A few weeks ago I posted a formula on Facebook, calculating how many books you’ll read before you die. I’ve been getting some questions about it, so I thought I’d put it here so there’s a permanent link where people can find it. I heard this formula at the World Horror Convention in Brighton, England, from Scott Edelman, who got it from…I can never remember. He said it on a panel, and it’s haunted me ever since, and now it can haunt you.
I’ve simplified the formula a bit for maximum mathiness:
B = the number of books you read in a month
A = your current age
Y = your life expectancy
(Y-A)xBx12 = the number of books you’ll read before you die
So, for example, let’s say you’re me: I’m 35, I read about three books a month, and I’m from Utah (I currently live in Germany, but I just got here, so I’m going to use the Utah number). The American Human Development Project estimates the life expectancy of a Utahn at 80.1 years, which gives us:
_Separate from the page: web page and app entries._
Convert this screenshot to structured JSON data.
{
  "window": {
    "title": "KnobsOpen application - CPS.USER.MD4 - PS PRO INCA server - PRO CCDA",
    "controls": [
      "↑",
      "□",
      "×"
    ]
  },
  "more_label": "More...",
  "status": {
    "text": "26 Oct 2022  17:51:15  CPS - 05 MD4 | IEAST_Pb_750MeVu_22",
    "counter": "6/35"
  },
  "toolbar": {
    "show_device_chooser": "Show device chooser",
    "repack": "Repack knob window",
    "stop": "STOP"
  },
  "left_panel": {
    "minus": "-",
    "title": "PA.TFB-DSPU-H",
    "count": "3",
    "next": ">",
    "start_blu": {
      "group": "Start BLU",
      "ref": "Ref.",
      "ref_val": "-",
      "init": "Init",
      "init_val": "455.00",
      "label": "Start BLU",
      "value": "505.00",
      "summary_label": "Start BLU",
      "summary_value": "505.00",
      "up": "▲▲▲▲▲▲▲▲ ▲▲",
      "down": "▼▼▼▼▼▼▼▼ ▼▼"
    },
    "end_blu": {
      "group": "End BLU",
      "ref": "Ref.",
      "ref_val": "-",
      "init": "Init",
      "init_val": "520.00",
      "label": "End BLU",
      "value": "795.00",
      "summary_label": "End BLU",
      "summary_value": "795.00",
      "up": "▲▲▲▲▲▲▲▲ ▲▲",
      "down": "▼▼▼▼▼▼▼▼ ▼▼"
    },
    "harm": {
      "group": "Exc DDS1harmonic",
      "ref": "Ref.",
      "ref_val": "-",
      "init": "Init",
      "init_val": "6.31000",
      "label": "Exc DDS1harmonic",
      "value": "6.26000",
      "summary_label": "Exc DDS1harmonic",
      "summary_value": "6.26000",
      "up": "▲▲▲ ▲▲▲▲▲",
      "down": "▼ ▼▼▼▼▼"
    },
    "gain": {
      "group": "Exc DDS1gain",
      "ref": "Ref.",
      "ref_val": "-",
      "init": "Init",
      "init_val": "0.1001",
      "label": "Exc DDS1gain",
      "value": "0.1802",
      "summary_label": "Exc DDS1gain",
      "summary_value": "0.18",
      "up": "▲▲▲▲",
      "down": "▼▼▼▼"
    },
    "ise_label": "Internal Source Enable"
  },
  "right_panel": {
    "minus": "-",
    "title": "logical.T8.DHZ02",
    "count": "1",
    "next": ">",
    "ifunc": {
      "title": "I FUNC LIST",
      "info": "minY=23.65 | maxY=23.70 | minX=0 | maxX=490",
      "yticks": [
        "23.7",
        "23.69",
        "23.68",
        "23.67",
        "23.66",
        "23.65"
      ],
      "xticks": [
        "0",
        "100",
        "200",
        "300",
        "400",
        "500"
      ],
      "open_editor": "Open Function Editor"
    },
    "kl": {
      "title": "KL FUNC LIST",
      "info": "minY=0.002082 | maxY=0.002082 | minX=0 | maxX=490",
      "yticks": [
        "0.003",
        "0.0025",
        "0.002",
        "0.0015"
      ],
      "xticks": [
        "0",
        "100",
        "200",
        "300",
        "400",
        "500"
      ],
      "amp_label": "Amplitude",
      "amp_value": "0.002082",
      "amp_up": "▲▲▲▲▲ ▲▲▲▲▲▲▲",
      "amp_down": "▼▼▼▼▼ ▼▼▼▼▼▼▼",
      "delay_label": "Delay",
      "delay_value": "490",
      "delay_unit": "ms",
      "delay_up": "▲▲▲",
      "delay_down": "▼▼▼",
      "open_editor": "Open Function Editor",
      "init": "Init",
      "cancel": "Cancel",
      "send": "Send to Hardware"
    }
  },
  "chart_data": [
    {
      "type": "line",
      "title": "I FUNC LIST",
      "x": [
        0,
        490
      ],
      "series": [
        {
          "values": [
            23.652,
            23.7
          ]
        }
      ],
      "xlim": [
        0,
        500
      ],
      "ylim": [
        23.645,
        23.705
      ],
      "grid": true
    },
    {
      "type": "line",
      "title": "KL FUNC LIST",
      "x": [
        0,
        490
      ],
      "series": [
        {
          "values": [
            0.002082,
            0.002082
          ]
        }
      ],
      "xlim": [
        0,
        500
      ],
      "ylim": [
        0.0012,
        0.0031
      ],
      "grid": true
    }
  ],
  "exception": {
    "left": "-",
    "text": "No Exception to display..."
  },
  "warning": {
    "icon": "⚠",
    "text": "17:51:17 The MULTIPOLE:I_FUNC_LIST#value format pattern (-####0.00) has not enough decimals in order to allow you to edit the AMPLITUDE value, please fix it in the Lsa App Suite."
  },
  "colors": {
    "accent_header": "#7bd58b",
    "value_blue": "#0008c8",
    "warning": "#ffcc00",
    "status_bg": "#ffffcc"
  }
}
(80.1-35)x3x12 = 1623.6 books
For worldwide life expectancy stats, based on country, use this table instead. I used the state-based one because I knew that Utah has a much higher life expectancy than the national average, which is 78.2 (and which drops all the way to 75.6 if you break it down by gender. Men always live noticeably shorter than women, on average). Using the worst possible estimate, 75.6, my number drops to 1461.6.
I was going to round 1623.6 down to 1623, because the thought of dying halfway through a book is pretty depressing, but the more I think about it, the thought of giving up before I reach the end is even more depressing, so I’ll leave the 0.6 on there. I will die with a book in my hand. But even this number isn’t super accurate, because today is not my birthday and I am not, therefore, exactly 35–I’m actually just a few days off of 35.5, which would give me (using the Utah data) 1605.6. I lost 17 books! Have I read those 17 books in the last six months? I’m not sure, but it sure doesn’t feel like it. Maybe my estimate of books per month is too high. If I drop it to two books per month my total becomes 1070.4. Ouch.
We could go on like this all day, tweaking the data, but consider two important things:
1) The number is not exact, and is not intended to be. The point is to give you a general idea of how many books you have left.
2) The only meaningful tweak you can make to the data is to read more books. Living healthier, moving to a country with a higher life expectancy; none of that will change the data as much as just reading one extra book per month.
Actually, consider one more important thing: the only possible reason for putting yourself through this grim mathematical ordeal is to scare yourself, not just into reading more books, but into reading good books. 1623.6 seems like a lot of books, and it’s certainly more than I have in my Goodreads library thus far, but…it’s finite. It seems obvious in hindsight, but I’d never really considered that there was an upper limit on my reading–I want to read everything. But unless I change my habits a bit I’ve only got 1623.6 books left. So yes, by all means, read more books and raise that number, but here’s the even bigger take-away for me: don’t waste any of those precious slots on lame books. Life is too short to force yourself to finish a book you don’t like. Whatever criteria you use, (I usually give a book two chapters before I give up, unless it’s been recommended by a trusted source), as soon as you know a book’s just not doing it for you, drop it and grab another one. Ever since I learned this formula I’ve been an aggressive book-dropper, and I’ve found that not only do I read a lot more, I enjoy the books I actually read a lot more than before. I’m reading more books, and better books, and a wider variety of books, because I’m always searching for my new favorite thing.
After all, if I still have more than half of my reading life ahead of me, the odds are good that my favorite book, and maybe my favorite genre, is something I haven’t even encountered yet.